I have a list of items that I stock up on whenever we make a run to New Orleans -- Camellia red beans, olive salad and a couple rounds of Italian bread , Savoie's Roux in a jar, Cafe Du Monde Beignet Mix (for my children who insist there is only one real beignet), various perishables such as Leidenheimer french bread and turtle, alligator and crawfish meats, and one of my favorite"secret ingredients", Steen's Pure Cane Syrup.
The Steen Syrup Mill has been producing cane syrup in south Louisiana for over 100 years. At last month's International Food Blogger Conference in New Orleans, local food historian and personality Poppy Tooker speaking on sustainability, promoted the idea that the way to save the region's "endangered local foods" like Steen's cane syrup (as well as Creole cream cheese and rice calas) is "Eat it to Save it". This is my contribution.
Sweet and Spicy Steen's Barbecue Sauce
- 8 tablespoons (1 stick) butter
- 5 cups roughly chopped red onion
- 1/3 cup minced garlic
- 5 cups ketchup
- 1 cup apple cider vinegar
- 1 cup Steen's syrup
- 1/4 Worcestershire sauce
- 2 tablespoons liquid smoke
- 1 tablespoon crushed red pepper flakes
- 1 teaspoon Kosher salt
- 1 teaspoon ground black pepper
- Melt the butter in a dutch oven over medium heat.
- Add the onions to the dutch oven and saute for 10 minutes or until the onions wilt and begin to turn translucent. Add the garlic and continue to saute for about 5 minutes, until the excess liquid has cooked off.
- Stir in the ketchup, apple cider vinegar, Steen's, Worcestershire sauce, liquid smoke and red pepper flakes. Add the salt and pepper. Simmer for 10-15 minutes.
- Use an immersion blender to puree the sauce, or cool the sauce before transferring it in batches to a conventional blender. After pureeing, simmer the sauce for 3-5 minutes.

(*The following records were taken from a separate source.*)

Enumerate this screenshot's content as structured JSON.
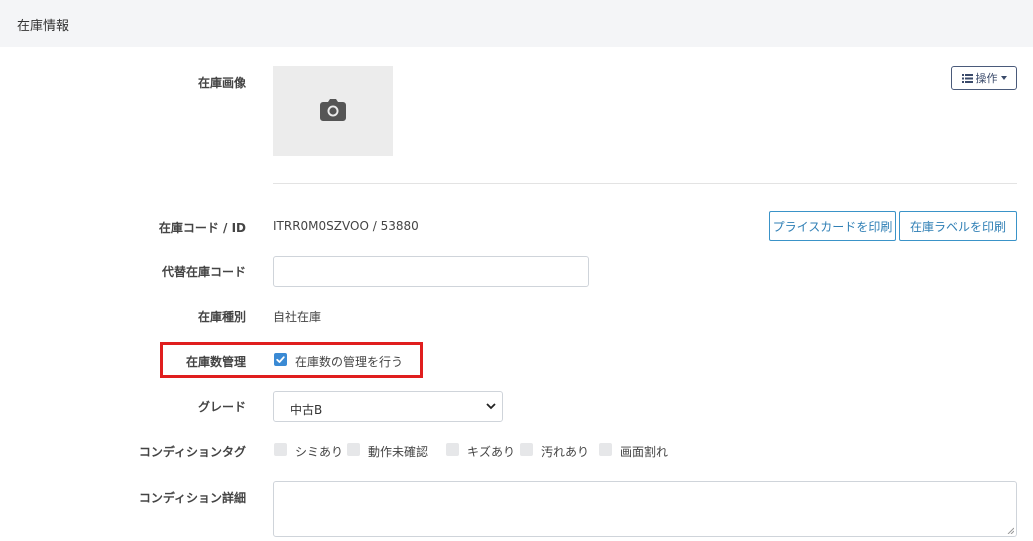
{
  "section": {
    "title": "在庫情報"
  },
  "image_field": {
    "label": "在庫画像",
    "icon": "camera-icon"
  },
  "operations": {
    "label": "操作",
    "icon": "list-icon"
  },
  "stock_code": {
    "label": "在庫コード / ID",
    "value": "ITRR0M0SZVOO / 53880",
    "print_price_card": "プライスカードを印刷",
    "print_stock_label": "在庫ラベルを印刷"
  },
  "alt_code": {
    "label": "代替在庫コード",
    "value": "",
    "placeholder": ""
  },
  "stock_type": {
    "label": "在庫種別",
    "value": "自社在庫"
  },
  "quantity_mgmt": {
    "label": "在庫数管理",
    "checkbox_label": "在庫数の管理を行う",
    "checked": true
  },
  "grade": {
    "label": "グレード",
    "selected": "中古B"
  },
  "condition_tags": {
    "label": "コンディションタグ",
    "items": [
      {
        "label": "シミあり",
        "checked": false
      },
      {
        "label": "動作未確認",
        "checked": false
      },
      {
        "label": "キズあり",
        "checked": false
      },
      {
        "label": "汚れあり",
        "checked": false
      },
      {
        "label": "画面割れ",
        "checked": false
      }
    ]
  },
  "condition_detail": {
    "label": "コンディション詳細",
    "value": ""
  },
  "colors": {
    "accent": "#3a93c8",
    "checkbox": "#3a8ad4",
    "highlight": "#e01e1e",
    "header_bg": "#f4f5f7"
  }
}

Taste to correct seasonings and remove from the heat.
Yield: 6 cups
I made this batch of sauce to serve with pulled pork sandwiches topped with Creamy Cole Slaw (a serving will be about two tablespoons per sandwich). Since I planned to store and serve the sauce in plastic squirt bottles, it needed to be completely pureed and very liquid. The longer the sauce cooks, the thicker it becomes. If needed, the sauce can be thinned with a combination of water or chicken broth and vinegar. I also use this sweet and spicy sauce to baste ribs or chicken before taking it off the grill. If that is the plan, I usually cook the sauce down for about twice the time since thicker, richer and chunkier is a beautiful thing.